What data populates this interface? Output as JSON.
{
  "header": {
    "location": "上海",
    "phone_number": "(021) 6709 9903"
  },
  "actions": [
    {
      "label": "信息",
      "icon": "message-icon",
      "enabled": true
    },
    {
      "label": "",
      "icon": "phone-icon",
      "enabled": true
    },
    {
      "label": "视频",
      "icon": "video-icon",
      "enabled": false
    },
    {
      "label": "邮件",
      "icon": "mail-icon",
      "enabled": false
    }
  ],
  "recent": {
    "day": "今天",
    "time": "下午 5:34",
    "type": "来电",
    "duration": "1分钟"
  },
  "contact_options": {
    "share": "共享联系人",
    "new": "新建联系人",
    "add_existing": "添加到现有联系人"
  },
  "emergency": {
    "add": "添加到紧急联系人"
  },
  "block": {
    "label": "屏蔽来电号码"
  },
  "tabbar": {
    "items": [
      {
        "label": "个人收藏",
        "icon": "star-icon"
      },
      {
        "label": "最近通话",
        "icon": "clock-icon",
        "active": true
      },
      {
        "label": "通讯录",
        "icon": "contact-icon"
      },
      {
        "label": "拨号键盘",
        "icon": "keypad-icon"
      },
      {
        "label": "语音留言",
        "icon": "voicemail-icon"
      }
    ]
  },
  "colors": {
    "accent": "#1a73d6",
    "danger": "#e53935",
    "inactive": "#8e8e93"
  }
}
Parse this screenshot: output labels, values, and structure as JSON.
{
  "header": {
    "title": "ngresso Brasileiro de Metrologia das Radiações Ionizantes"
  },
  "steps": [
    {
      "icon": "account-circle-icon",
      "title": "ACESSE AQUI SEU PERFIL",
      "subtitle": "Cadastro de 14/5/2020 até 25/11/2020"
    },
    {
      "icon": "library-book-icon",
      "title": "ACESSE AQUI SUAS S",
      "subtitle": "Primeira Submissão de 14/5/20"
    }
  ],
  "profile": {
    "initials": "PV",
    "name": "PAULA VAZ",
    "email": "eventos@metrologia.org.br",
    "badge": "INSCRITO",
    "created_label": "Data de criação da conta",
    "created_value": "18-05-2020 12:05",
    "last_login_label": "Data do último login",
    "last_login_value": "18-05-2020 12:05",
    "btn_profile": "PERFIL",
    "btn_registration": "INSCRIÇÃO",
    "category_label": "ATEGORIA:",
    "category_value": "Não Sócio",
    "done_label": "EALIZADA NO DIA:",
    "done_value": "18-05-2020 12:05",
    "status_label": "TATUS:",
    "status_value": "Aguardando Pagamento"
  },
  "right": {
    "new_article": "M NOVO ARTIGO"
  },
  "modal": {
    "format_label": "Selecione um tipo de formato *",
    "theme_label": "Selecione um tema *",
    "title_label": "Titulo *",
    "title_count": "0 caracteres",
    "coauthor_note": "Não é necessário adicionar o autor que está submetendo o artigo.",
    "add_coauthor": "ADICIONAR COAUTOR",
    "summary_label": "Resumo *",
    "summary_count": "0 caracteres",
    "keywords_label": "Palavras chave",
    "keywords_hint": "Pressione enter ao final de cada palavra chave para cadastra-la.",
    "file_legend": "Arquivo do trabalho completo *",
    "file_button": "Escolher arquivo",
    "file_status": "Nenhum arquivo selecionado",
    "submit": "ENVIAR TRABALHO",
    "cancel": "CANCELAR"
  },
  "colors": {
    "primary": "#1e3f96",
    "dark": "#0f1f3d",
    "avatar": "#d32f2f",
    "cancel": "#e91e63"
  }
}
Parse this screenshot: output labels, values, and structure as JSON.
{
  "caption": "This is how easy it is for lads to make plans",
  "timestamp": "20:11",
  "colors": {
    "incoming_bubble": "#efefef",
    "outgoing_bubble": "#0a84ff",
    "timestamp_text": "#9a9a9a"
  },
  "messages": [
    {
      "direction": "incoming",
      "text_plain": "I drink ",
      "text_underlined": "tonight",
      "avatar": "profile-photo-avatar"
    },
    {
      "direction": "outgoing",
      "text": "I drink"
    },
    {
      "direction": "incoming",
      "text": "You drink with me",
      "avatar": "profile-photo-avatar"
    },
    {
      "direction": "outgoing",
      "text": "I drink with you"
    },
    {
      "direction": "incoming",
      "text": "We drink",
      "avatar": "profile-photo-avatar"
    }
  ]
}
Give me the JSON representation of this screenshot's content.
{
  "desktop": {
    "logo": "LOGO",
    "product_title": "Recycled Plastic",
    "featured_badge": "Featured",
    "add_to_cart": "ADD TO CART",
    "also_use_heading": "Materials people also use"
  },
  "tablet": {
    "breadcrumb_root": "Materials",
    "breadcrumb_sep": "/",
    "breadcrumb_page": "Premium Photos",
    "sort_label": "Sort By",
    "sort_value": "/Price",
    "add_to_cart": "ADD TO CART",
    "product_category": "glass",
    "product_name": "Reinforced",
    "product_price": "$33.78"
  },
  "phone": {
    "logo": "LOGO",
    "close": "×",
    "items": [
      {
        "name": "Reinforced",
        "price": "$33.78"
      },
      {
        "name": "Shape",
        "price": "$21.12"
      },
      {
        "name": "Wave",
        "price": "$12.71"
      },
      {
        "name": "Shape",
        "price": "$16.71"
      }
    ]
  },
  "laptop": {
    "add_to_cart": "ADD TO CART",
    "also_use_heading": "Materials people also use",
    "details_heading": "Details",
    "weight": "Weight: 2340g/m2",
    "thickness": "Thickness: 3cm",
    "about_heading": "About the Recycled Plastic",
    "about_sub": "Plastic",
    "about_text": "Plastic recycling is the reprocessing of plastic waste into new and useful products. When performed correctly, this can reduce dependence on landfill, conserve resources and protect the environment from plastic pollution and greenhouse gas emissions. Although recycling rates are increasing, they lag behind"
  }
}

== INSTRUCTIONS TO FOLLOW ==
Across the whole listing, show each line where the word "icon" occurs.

== SOLUTION ==
      "icon": "message-icon",
      "icon": "phone-icon",
      "icon": "video-icon",
      "icon": "mail-icon",
        "icon": "star-icon"
        "icon": "clock-icon",
        "icon": "contact-icon"
        "icon": "keypad-icon"
        "icon": "voicemail-icon"
      "icon": "account-circle-icon",
      "icon": "library-book-icon",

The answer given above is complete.